Many COVID-19 survivors are probably at greater risk of developing mental illness, said psychiatrists this week, after a large study found 20% people the coronavirus are also diagnosed with a psychiatric disorder within 90 days.
Anxiety, depression and insomnia were the most common diagnoses for COVID-19 survivors in the study. Researchers at Britain's Oxford University also found significantly higher risks of dementia, reports Reuters:
The study, published in The Lancet Psychiatry journal, analysed electronic health records of 69 million people in the United States, including more than 62,000 cases of COVID-19. The findings are likely to be the same for those afflicted by COVID-19 worldwide, the researchers said
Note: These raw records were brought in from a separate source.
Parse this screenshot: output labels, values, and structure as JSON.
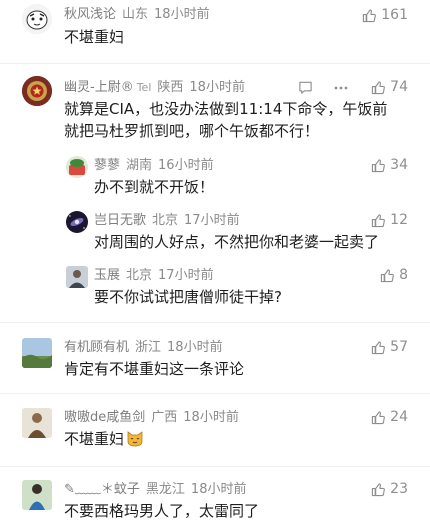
{
  "comments": [
    {
      "name": "秋风浅论",
      "region": "山东",
      "time": "18小时前",
      "text": "不堪重妇",
      "likes": "161"
    },
    {
      "name": "幽灵-上尉®",
      "badge": "Tel",
      "region": "陕西",
      "time": "18小时前",
      "text": "就算是CIA，也没办法做到11:14下命令，午饭前就把马杜罗抓到吧，哪个午饭都不行！",
      "likes": "74"
    },
    {
      "name": "蓼蓼",
      "region": "湖南",
      "time": "16小时前",
      "text": "办不到就不开饭！",
      "likes": "34"
    },
    {
      "name": "岂日无歌",
      "region": "北京",
      "time": "17小时前",
      "text": "对周围的人好点，不然把你和老婆一起卖了",
      "likes": "12"
    },
    {
      "name": "玉展",
      "region": "北京",
      "time": "17小时前",
      "text": "要不你试试把唐僧师徒干掉?",
      "likes": "8"
    },
    {
      "name": "有机顾有机",
      "region": "浙江",
      "time": "18小时前",
      "text": "肯定有不堪重妇这一条评论",
      "likes": "57"
    },
    {
      "name": "嗷嗷de咸鱼剑",
      "region": "广西",
      "time": "18小时前",
      "text": "不堪重妇",
      "likes": "24"
    },
    {
      "name": "✎﹏﹏＊蚊子",
      "region": "黑龙江",
      "time": "18小时前",
      "text": "不要西格玛男人了，太雷同了",
      "likes": "23"
    }
  ],
  "colors": {
    "meta": "#8a8a8a",
    "text": "#1e1e1e",
    "like": "#8e8e8e"
  },
  "icons": [
    "thumbs-up-icon",
    "comment-icon",
    "more-icon",
    "cat-emoji"
  ]
}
In the three months following testing positive for COVID-19, 1 in 5 survivors were recorded as having a first time diagnosis of anxiety, depression or insomnia. This was about twice as likely as for other groups of patients in the same period, the researchers said.
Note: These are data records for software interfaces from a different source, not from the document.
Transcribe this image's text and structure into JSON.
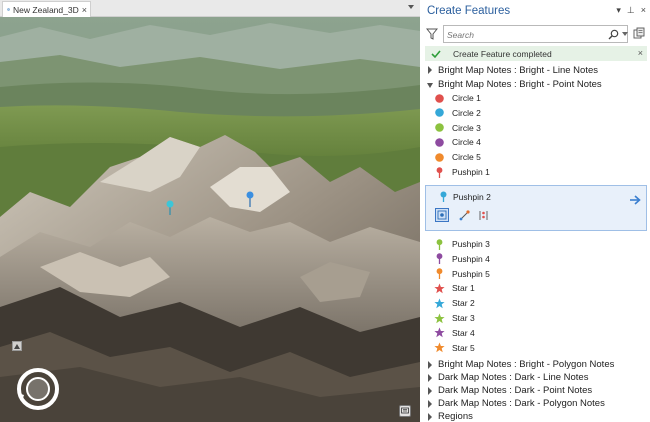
{
  "map_view": {
    "tab_title": "New Zealand_3D",
    "tab_close": "×"
  },
  "pane": {
    "title": "Create Features",
    "controls": {
      "menu": "▾",
      "pin": "⊥",
      "close": "×"
    },
    "search": {
      "placeholder": "Search"
    },
    "status": {
      "text": "Create Feature completed",
      "close": "×"
    },
    "groups": [
      {
        "label": "Bright Map Notes : Bright - Line Notes",
        "expanded": false
      },
      {
        "label": "Bright Map Notes : Bright - Point Notes",
        "expanded": true
      },
      {
        "label": "Bright Map Notes : Bright - Polygon Notes",
        "expanded": false
      },
      {
        "label": "Dark Map Notes : Dark - Line Notes",
        "expanded": false
      },
      {
        "label": "Dark Map Notes : Dark - Point Notes",
        "expanded": false
      },
      {
        "label": "Dark Map Notes : Dark - Polygon Notes",
        "expanded": false
      },
      {
        "label": "Regions",
        "expanded": false
      }
    ],
    "point_templates": [
      {
        "label": "Circle 1",
        "symbol": "circle",
        "color": "#e0504d"
      },
      {
        "label": "Circle 2",
        "symbol": "circle",
        "color": "#35a8d8"
      },
      {
        "label": "Circle 3",
        "symbol": "circle",
        "color": "#8cc23f"
      },
      {
        "label": "Circle 4",
        "symbol": "circle",
        "color": "#8e4ba0"
      },
      {
        "label": "Circle 5",
        "symbol": "circle",
        "color": "#f08a2c"
      },
      {
        "label": "Pushpin 1",
        "symbol": "pushpin",
        "color": "#e0504d"
      }
    ],
    "selected_template": {
      "label": "Pushpin 2",
      "symbol": "pushpin",
      "color": "#35a8d8"
    },
    "point_templates_after": [
      {
        "label": "Pushpin 3",
        "symbol": "pushpin",
        "color": "#8cc23f"
      },
      {
        "label": "Pushpin 4",
        "symbol": "pushpin",
        "color": "#8e4ba0"
      },
      {
        "label": "Pushpin 5",
        "symbol": "pushpin",
        "color": "#f08a2c"
      },
      {
        "label": "Star 1",
        "symbol": "star",
        "color": "#e0504d"
      },
      {
        "label": "Star 2",
        "symbol": "star",
        "color": "#35a8d8"
      },
      {
        "label": "Star 3",
        "symbol": "star",
        "color": "#8cc23f"
      },
      {
        "label": "Star 4",
        "symbol": "star",
        "color": "#8e4ba0"
      },
      {
        "label": "Star 5",
        "symbol": "star",
        "color": "#f08a2c"
      }
    ],
    "accent_color": "#2b5f9e"
  }
}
The study also found that people with a pre-existing mental illness were 65% more likely to be diagnosed with COVID-19 than those without.
Mental health specialists not directly involved with the study said its findings add to growing evidence that COVID-19 can affect the brain and mind, increasing the risk of a range of psychiatric illnesses.
More at Reuters.